Which American Horror Story characters were inspired by real people? Wasn't that song you just heard in a different movie you once saw, or are you just slowly losing your mind? What other plans to series creators Ryan Murphy and Brad Falchuk have in store? Never fear - we're here to assist you with these, and plenty of other important American Horror Story facts you never knew you needed to know.
From fun facts about the cast and life on the American Horror Story set, to casting choices that fell through (for better or worse) there's plenty of AHS trivia for fans of the TV show to nerd over. Read through the list below and be sure to vote for the most surprising tidbits about your favorite creepy series, American Horror Story.
Jyoti Amge (Ma Petite) Is Considered A Deity In India
19-year-old Jyoti Amge, who plays Ma Petite, quickly became a lot of people's favorite new character from Freak Show. Though her premiere in show business may seem thrilling to the rest of us, in Amge's home country of India, where the majority of the population is Hindu, she's widely regarded as a living incarnation of a goddess due to her unorthodox stature. Becoming an American television star is probably no big deal by comparison.
Briarcliff Asylum Was Inspired By A Real (And Horrible) Place
Depressingly, if we're being real, Briarcliff was inspired by quite a few very similar places operating in the mid-20th century. One institution in particular, though, the Willowbrook State School in Staten Island, New York, was the subject of a series of media exposés during the late 1960s and early 1970s, which gradually revealed its deplorable living conditions and heinous disciplinary regimens to a shocked public. The "school" eventually closed down in 1987, almost 20 years after it was first publicly condemned.

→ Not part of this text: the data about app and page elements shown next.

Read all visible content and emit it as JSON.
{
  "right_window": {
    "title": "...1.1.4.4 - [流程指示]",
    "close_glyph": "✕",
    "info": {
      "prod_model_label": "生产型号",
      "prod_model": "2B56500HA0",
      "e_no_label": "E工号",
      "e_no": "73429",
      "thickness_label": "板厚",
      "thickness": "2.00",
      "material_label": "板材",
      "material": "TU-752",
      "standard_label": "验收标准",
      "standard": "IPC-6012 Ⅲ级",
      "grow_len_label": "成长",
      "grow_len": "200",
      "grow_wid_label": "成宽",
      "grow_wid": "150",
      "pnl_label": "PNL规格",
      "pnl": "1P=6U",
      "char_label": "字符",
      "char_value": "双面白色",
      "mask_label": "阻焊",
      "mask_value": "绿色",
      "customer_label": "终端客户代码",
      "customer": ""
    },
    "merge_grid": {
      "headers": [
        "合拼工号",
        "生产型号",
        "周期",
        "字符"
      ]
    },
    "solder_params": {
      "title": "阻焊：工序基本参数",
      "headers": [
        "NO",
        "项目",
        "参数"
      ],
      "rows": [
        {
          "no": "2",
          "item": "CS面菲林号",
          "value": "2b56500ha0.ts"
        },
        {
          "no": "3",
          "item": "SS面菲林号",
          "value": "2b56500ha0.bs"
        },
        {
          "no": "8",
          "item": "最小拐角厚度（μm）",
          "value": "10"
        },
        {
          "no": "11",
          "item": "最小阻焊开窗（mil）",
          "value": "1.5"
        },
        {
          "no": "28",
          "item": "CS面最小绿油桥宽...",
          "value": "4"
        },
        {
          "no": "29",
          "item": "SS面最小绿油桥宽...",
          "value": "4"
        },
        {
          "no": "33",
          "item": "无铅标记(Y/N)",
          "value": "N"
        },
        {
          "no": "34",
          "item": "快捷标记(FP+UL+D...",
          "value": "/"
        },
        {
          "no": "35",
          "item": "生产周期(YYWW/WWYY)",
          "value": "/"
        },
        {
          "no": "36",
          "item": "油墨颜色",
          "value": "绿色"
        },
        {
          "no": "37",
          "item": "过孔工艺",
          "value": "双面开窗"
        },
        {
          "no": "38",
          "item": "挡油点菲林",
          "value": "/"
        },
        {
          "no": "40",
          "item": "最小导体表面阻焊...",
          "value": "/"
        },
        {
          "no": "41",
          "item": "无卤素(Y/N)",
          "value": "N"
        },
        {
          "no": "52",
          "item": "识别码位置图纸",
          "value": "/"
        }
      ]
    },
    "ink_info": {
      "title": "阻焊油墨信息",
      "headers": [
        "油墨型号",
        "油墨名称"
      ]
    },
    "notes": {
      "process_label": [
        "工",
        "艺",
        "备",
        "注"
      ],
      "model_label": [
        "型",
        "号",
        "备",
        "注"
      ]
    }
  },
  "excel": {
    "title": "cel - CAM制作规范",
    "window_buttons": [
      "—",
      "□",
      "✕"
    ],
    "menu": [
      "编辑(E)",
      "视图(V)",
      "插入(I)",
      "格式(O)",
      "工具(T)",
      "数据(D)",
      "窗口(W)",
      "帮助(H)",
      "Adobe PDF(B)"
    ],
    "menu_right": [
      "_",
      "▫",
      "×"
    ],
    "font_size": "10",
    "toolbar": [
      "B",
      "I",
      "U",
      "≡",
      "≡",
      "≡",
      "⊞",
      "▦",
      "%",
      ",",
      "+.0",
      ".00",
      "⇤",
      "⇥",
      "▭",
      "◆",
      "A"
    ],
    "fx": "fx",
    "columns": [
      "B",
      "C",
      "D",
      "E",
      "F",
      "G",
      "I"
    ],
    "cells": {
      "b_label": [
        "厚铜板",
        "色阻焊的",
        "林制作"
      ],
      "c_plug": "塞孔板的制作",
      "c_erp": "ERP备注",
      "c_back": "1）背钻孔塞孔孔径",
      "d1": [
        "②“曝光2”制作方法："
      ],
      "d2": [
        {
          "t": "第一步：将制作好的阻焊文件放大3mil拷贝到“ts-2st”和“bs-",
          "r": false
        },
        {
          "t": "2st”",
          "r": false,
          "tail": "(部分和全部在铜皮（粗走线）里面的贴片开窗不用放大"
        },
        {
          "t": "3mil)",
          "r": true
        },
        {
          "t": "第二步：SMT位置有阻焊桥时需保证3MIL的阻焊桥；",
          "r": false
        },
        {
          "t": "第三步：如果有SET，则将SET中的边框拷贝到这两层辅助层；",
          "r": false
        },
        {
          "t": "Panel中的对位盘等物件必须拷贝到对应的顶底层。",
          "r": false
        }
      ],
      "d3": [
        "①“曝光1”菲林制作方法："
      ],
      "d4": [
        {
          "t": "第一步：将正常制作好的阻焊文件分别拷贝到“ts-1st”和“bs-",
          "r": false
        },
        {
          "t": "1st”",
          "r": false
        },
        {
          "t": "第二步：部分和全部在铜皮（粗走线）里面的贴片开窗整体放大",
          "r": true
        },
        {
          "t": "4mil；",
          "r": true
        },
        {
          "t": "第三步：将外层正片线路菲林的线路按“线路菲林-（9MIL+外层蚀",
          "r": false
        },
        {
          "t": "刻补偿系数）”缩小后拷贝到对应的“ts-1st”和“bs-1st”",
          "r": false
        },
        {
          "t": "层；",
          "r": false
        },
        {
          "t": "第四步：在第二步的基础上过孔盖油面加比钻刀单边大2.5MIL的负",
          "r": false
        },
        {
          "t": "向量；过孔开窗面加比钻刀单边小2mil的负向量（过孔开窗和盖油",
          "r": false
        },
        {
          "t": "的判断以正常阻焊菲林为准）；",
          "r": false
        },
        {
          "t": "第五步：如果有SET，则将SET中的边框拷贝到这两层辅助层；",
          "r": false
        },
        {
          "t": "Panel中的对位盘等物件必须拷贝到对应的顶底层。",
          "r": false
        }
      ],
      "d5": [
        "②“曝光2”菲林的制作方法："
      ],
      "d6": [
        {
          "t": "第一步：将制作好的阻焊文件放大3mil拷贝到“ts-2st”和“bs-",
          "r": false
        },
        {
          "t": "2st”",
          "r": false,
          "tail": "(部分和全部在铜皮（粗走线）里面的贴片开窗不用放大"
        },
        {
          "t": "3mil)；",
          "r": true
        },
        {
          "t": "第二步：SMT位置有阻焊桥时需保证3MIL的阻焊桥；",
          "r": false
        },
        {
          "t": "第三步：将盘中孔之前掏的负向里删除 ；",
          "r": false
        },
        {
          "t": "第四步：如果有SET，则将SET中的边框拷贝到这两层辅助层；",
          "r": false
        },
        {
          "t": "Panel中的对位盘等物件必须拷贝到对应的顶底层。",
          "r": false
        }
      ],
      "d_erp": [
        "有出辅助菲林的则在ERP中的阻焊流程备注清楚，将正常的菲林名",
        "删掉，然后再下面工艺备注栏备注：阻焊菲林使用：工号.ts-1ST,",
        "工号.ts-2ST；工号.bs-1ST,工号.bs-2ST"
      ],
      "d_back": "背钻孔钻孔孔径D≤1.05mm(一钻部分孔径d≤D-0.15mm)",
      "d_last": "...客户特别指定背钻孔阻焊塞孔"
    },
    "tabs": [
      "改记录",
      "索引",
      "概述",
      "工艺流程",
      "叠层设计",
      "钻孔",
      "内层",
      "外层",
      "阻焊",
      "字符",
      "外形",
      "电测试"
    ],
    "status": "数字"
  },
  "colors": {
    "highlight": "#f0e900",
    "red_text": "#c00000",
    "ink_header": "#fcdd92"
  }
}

Delphine Lalaurie And Marie Laveau Were Both Real Historical Figures
There's no evidence that they ever met, but they did both exist in New Orleans around the same time, and certainly both women had reputations which preceded them, so it's likely they at least heard of each other. Marie Laveau was a famous Voodoo practitioner, and Delphine LaLaurie was a wealthy plantation owner who became somewhat more dubiously famous for brutally torturing and murdering many of her slaves.
The American Morbidity Museum Is Based On A Real American Museum
The Mütter Museum in Philadelphia, which has existed for many decades, is one of the only museums in the world that displays the skeletons, organs, and other physical remains of people throughout history with unusual bodies. Among other specimens, the museum's collection includes the conjoined livers of famous Siamese twins Chang and Eng, the skeletons of a dwarf and a giant, and preserved slices of Albert Einstein's brain.